Supernova 2008 held day 1 of the three-day conference yesterday in San Francisco’s Mission Bay Conference Center. The opening session tackled “defining the challenges”, which was admittedly a fairly vague title. Clay Shirky, author of Here Comes Everybody, started off the session taking about the characteristics of organizing groups online and offline. Shirky pointed to prospering examples of organizing groups online such as the Meetup Alliance.
The presentation pointed out a number of case studies to gain insights from. From a flashmob being arrested in Belarus for organizing a collective “everyone eat ice cream at the same time” event to Xerox’s lack of source code in 1980, characteristic contrasts were made between the ease of online versus offline. It was explained that density and continuity in niche groups used to exist due to inconvenience, but those same aspects need to now exist by design online in order to be able to network and organize effectively.

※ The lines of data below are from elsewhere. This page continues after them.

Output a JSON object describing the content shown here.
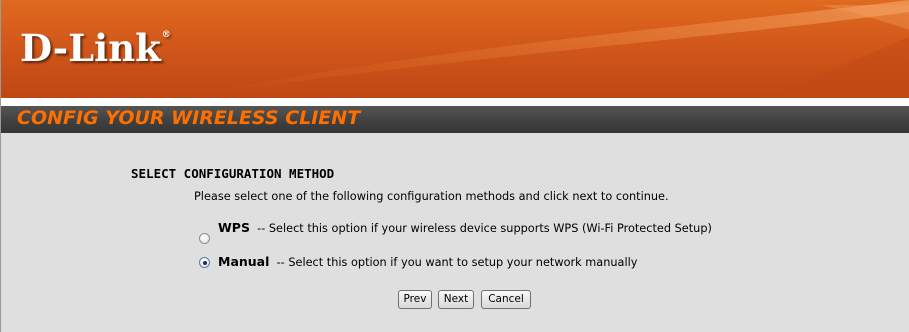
{
  "brand": {
    "logo_text": "D-Link",
    "logo_mark": "®"
  },
  "page": {
    "title": "CONFIG YOUR WIRELESS CLIENT"
  },
  "section": {
    "title": "SELECT CONFIGURATION METHOD",
    "instructions": "Please select one of the following configuration methods and click next to continue."
  },
  "options": [
    {
      "name": "WPS",
      "description": "-- Select this option if your wireless device supports WPS (Wi-Fi Protected Setup)",
      "selected": false
    },
    {
      "name": "Manual",
      "description": "-- Select this option if you want to setup your network manually",
      "selected": true
    }
  ],
  "buttons": {
    "prev": "Prev",
    "next": "Next",
    "cancel": "Cancel"
  },
  "colors": {
    "banner_orange": "#d0561a",
    "title_text": "#ff6f00",
    "title_bar": "#3f3f3f",
    "background": "#dfdfdf"
  }
}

Questions from the audience asked for advice on “community management” (or, lack of a better English phrase, as Kevin Marks stated). Shirky said that a self-policing communities often take care of the problems that arise. Later, Shirky clarified, to my concern of the possibilities for a community run by mob rule, that this mostly works and works when the community knows they can “call a cop at key moments”.